• Data for analysis:
+--
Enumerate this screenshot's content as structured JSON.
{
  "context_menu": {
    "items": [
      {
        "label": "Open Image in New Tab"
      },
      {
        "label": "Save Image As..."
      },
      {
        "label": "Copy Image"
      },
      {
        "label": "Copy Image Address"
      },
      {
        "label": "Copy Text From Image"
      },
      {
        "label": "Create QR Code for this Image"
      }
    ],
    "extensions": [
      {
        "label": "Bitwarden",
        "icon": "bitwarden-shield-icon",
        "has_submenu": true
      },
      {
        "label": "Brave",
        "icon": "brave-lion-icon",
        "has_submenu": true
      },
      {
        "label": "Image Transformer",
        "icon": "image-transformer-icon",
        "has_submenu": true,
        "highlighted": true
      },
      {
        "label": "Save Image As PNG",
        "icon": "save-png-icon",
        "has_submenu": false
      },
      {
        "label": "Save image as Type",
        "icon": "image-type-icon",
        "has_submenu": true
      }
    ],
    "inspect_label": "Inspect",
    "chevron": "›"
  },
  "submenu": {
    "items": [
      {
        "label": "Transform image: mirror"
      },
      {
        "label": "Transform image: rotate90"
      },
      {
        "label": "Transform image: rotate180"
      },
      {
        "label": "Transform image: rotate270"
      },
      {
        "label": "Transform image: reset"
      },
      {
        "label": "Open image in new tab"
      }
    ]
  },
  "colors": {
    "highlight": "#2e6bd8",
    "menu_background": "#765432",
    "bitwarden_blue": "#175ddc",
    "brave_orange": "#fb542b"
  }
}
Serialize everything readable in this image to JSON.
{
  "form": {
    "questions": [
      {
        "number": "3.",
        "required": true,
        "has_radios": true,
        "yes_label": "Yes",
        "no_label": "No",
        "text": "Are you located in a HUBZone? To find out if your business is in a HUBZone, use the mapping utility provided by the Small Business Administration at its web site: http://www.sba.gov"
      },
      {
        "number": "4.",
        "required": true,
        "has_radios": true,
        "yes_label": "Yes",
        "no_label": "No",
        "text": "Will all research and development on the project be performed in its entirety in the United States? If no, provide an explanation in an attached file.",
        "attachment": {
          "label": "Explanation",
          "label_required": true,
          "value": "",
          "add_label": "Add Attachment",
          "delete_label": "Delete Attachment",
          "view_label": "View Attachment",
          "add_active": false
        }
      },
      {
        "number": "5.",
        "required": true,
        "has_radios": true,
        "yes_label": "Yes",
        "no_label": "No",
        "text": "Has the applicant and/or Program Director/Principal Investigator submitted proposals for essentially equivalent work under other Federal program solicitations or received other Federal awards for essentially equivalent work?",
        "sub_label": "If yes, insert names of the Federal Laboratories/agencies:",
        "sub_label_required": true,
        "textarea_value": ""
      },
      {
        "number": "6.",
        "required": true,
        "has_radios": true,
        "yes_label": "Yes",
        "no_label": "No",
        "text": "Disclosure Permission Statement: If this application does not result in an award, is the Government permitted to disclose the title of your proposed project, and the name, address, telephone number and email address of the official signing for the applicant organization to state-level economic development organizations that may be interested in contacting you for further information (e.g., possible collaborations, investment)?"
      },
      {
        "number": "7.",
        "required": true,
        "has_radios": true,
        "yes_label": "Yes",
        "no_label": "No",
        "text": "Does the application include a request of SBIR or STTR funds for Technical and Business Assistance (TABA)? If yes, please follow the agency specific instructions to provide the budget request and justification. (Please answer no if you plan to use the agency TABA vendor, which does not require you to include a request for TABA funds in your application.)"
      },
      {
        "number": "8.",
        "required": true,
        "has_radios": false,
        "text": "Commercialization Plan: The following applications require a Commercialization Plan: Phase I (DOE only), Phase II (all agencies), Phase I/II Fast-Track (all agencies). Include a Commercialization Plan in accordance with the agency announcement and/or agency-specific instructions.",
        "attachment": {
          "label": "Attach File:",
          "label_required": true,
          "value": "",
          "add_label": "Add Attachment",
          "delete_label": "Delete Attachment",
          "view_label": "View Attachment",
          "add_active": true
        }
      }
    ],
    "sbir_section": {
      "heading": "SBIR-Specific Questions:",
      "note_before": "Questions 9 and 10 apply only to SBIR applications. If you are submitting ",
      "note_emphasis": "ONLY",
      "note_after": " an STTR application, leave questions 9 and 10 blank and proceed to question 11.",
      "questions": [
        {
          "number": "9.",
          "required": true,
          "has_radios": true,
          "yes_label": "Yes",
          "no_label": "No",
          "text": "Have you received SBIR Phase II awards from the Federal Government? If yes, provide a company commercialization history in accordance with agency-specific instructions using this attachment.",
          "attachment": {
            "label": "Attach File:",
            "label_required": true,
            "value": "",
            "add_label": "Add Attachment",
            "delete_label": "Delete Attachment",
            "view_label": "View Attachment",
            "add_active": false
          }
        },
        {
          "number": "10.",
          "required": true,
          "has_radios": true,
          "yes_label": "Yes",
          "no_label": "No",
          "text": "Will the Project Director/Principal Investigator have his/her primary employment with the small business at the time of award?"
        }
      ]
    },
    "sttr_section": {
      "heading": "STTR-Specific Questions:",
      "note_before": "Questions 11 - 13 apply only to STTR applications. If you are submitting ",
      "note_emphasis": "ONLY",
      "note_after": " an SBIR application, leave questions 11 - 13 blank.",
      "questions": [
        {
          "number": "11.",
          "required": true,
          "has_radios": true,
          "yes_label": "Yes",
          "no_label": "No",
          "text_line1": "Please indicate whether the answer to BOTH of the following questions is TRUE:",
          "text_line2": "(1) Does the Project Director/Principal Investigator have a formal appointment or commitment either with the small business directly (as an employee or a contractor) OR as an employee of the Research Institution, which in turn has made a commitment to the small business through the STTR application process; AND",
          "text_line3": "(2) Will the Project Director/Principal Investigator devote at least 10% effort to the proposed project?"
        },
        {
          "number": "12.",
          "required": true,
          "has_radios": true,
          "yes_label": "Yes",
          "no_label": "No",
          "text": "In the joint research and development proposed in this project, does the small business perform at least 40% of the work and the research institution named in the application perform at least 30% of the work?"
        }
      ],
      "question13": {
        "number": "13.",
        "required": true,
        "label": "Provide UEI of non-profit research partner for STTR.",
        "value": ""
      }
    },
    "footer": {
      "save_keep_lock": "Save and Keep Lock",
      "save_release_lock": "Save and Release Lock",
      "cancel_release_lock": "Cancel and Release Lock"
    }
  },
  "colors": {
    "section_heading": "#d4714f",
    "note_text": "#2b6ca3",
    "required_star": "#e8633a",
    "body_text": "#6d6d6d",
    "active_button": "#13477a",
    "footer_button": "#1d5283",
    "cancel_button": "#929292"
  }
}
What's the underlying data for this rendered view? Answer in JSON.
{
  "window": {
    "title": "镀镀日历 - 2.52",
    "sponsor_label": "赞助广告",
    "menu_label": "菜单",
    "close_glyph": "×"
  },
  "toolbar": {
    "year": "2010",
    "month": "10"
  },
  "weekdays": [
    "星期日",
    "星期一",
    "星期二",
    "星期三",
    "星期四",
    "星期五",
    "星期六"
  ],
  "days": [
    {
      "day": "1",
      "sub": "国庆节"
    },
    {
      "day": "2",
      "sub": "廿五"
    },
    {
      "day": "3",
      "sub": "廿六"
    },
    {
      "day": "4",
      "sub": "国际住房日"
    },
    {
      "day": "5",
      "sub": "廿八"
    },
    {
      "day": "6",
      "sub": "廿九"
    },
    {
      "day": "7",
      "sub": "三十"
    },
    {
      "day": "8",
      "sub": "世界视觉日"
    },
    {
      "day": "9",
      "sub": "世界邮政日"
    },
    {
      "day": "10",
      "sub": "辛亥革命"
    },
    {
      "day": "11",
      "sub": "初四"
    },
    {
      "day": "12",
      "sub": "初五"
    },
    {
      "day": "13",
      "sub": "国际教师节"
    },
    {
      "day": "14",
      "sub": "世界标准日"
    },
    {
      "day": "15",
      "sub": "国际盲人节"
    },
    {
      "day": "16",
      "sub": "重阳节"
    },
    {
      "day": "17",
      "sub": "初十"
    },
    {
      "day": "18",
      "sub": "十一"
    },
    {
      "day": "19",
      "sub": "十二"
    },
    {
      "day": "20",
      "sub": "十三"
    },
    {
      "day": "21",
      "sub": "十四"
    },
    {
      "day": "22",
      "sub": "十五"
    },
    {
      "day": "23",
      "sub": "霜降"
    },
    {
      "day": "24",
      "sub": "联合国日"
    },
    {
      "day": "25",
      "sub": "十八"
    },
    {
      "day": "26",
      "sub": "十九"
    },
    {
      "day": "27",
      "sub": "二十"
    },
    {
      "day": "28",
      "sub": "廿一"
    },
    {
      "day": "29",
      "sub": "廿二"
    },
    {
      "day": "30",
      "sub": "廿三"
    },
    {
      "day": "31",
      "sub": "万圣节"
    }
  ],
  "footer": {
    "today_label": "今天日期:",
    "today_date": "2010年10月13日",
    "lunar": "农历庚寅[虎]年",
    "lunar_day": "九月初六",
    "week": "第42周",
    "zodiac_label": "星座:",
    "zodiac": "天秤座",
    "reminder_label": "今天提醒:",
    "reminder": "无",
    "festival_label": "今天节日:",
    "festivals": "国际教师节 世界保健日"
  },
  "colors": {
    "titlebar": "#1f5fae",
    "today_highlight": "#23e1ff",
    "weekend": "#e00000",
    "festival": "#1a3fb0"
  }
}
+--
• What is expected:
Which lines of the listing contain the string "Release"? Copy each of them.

• Output of the exercise:
      "save_release_lock": "Save and Release Lock",
      "cancel_release_lock": "Cancel and Release Lock"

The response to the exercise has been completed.